The hypothesis of decreased nitric oxide (NO) bioavailability in sickle cell disease (SCD) proposes that multiple factors leading to decreased NO production and increased consumption contributes to vaso-occlusion, pulmonary hypertension, and pain. The anion nitrite is central to NO physiology as it is an end product of NO metabolism and serves as a reservoir for NO formation. However, there is little data on nitrite levels in SCD patients and its relationship to pain phenotype. We measured nitrite in SCD subjects and examined its relationship to SCD pain. In SCD subjects, median whole blood, red blood cell and plasma nitrite levels were higher than in controls, and were not associated with pain burden. Similarly, Townes and BERK homozygous SCD mice had elevated blood nitrite. Additionally, in red blood cells and plasma from SCD subjects and in blood and kidney from Townes homozygous mice, levels of cyclic guanosine monophosphate (cGMP) were higher compared to controls. In vitro, hemoglobin concentration, rather than sickle hemoglobin, was responsible for nitrite metabolism rate. In vivo, inhibition of NO synthases and xanthine oxidoreductase decreased nitrite levels in homozygotes but not in control mice. Long-term nitrite treatment in SCD mice further elevated blood nitrite and cGMP, worsened anemia, decreased platelets, and did not change pain response. These data suggest that SCD in humans and animals is associated with increased nitrite/NO availability, which is unrelated to pain phenotype. These findings might explain why multiple clinical trials aimed at increasing NO availability in SCD patients failed to improve pain outcomes.

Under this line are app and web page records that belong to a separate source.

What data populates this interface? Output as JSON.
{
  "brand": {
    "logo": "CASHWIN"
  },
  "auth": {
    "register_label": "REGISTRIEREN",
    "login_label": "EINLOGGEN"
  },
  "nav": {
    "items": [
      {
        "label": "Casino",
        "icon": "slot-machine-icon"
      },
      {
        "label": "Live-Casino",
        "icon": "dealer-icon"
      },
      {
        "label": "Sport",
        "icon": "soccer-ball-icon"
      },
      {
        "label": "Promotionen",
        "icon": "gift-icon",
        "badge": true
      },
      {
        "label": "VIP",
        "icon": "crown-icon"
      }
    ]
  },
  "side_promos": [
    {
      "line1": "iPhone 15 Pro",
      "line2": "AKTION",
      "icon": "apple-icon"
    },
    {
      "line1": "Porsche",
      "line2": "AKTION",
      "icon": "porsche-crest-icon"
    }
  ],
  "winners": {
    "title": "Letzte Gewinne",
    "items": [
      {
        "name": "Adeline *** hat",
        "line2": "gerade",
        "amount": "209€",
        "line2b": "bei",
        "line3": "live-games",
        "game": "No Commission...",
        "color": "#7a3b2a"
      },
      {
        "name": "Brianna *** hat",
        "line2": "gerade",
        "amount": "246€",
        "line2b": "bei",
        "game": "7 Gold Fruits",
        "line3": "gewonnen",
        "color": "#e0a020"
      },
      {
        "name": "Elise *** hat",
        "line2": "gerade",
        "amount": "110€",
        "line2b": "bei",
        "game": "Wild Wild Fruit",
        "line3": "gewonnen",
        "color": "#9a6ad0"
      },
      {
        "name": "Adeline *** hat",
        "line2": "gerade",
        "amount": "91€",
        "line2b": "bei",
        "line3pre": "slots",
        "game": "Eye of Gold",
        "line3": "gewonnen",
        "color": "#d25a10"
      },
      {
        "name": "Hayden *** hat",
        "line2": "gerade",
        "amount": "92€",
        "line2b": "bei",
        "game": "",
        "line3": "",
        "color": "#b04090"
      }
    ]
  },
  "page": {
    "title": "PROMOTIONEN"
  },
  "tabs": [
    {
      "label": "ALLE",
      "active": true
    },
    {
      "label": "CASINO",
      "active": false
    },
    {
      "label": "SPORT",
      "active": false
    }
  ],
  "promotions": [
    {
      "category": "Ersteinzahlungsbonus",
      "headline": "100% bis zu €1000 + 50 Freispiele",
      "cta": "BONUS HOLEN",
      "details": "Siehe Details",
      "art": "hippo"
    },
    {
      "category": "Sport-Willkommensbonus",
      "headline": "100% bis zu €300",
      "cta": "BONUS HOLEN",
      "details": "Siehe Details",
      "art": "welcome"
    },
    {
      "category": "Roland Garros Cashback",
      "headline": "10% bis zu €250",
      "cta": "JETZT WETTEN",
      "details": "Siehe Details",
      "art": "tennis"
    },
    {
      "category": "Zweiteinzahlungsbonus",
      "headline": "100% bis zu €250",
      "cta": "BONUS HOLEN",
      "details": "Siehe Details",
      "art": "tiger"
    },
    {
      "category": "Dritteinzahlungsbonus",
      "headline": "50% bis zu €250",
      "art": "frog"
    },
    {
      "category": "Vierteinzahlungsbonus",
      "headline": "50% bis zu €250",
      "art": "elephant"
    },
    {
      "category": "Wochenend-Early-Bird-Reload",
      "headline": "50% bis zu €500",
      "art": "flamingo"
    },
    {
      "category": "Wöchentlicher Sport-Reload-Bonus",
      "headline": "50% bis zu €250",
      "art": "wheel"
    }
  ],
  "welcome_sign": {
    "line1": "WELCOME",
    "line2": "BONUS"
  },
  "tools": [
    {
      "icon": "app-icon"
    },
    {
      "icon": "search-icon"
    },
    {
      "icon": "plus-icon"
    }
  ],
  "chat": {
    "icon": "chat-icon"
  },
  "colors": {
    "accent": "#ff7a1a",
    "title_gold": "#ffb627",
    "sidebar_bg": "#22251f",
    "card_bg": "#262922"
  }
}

Keywords: Hemoglobin; Kidney; Nitric oxide; Nitrite; Sickle cell disease; cGMP.
Published by Elsevier Inc.